Despite being a young organization, Cookie Smiles has already begun to make an impact on the community. Jo Soo estimates they have sold over 2 Tonnes of cookies to date. In 2021, they donated 200K to Impact HK and 70K to Splash and for 2022, Jo Soo has set her hopes even higher. “We are hoping to hit about 600-800 HKD in sales this year.” Cookie Smiles is also partnering with Adventist Medical Centre to help support the Indonesian domestic helper community, raising money for free health checks and breast diagnoses for those in need within Hong Kong’s second largest ethnic minority population.
A change of pace
In her new routine, Jo Soo has more time to enjoy the little things at home, rather than rushing to her next meeting. In the new spaces in her calendar, Jo Soo enjoys biking, eating out and having down time with her family. “At home, we talk about issues at the dining table. Whether it’s politics, recycling or just being a kind person” But while Jo Soo’s change of pace has resulted in less stress, that doesn’t mean her innate tenacity and penchant for hard work is any less potent. “I still wake up early and only need about 6 hours of sleep. I keep multiple notebooks to stay organized- I’m very old fashioned.”
Speaking of her improved work-life balance Jo Soo explains “I’d rather do less and do it well, and of course, enjoy my work.” She advises those looking to make an impact to take a similar tactic- get involved but be consistent rather than overcommitted. “Pick a consistent day or time where you can be relied upon, that’s what organizations really need” she advises.

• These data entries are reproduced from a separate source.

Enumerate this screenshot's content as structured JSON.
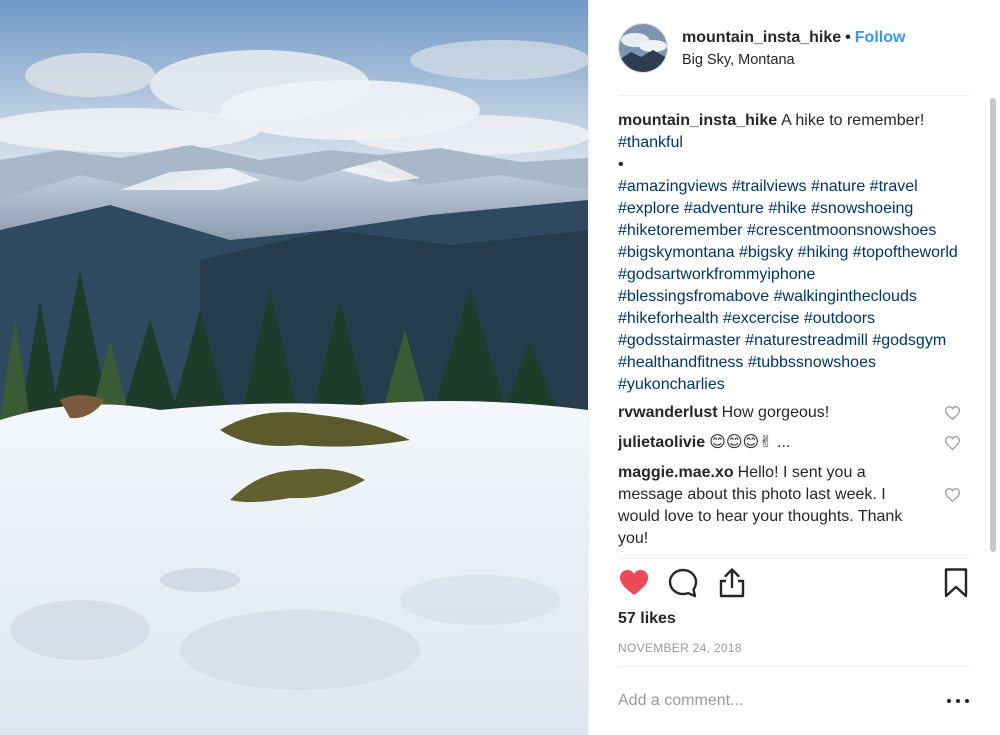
{
  "post": {
    "username": "mountain_insta_hike",
    "separator": "•",
    "follow_label": "Follow",
    "location": "Big Sky, Montana",
    "photo_description": "Snowy mountain summit with pine trees and valley view"
  },
  "caption": {
    "username": "mountain_insta_hike",
    "text": "A hike to remember!",
    "tag_line1": "#thankful",
    "bullet": "•",
    "hashtags": "#amazingviews #trailviews #nature #travel #explore #adventure #hike #snowshoeing #hiketoremember #crescentmoonsnowshoes #bigskymontana #bigsky #hiking #topoftheworld #godsartworkfrommyiphone #blessingsfromabove #walkingintheclouds #hikeforhealth #excercise #outdoors #godsstairmaster #naturestreadmill #godsgym #healthandfitness #tubbssnowshoes #yukoncharlies"
  },
  "comments": [
    {
      "username": "rvwanderlust",
      "text": "How gorgeous!"
    },
    {
      "username": "julietaolivie",
      "text": "😊😊😊✌ ..."
    },
    {
      "username": "maggie.mae.xo",
      "text": "Hello! I sent you a message about this photo last week. I would love to hear your thoughts. Thank you!"
    }
  ],
  "stats": {
    "likes": "57 likes",
    "date": "NOVEMBER 24, 2018"
  },
  "comment_box": {
    "placeholder": "Add a comment..."
  },
  "icons": {
    "like": "heart-filled-icon",
    "comment": "comment-bubble-icon",
    "share": "share-icon",
    "save": "bookmark-icon",
    "more": "more-options-icon"
  },
  "colors": {
    "like_red": "#ed4956",
    "follow_blue": "#3897f0",
    "hashtag_blue": "#003569",
    "muted_gray": "#999999"
  }
}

All in all, Jo Soo’s story is one of improvement by experience, finding value in everything one does (even the less enjoyable things) and using that to make something better moving forward, be it for oneself or others. We hope that she inspires others to find more meaning in their own lives and to find ways to build a better world. Her story proves that encouraging positive change can start small (even as something as small as a cookie) and build into uplifting those displaced in our community.
Written exclusively for WELL, Magazine Asia by Jackson Kelleher.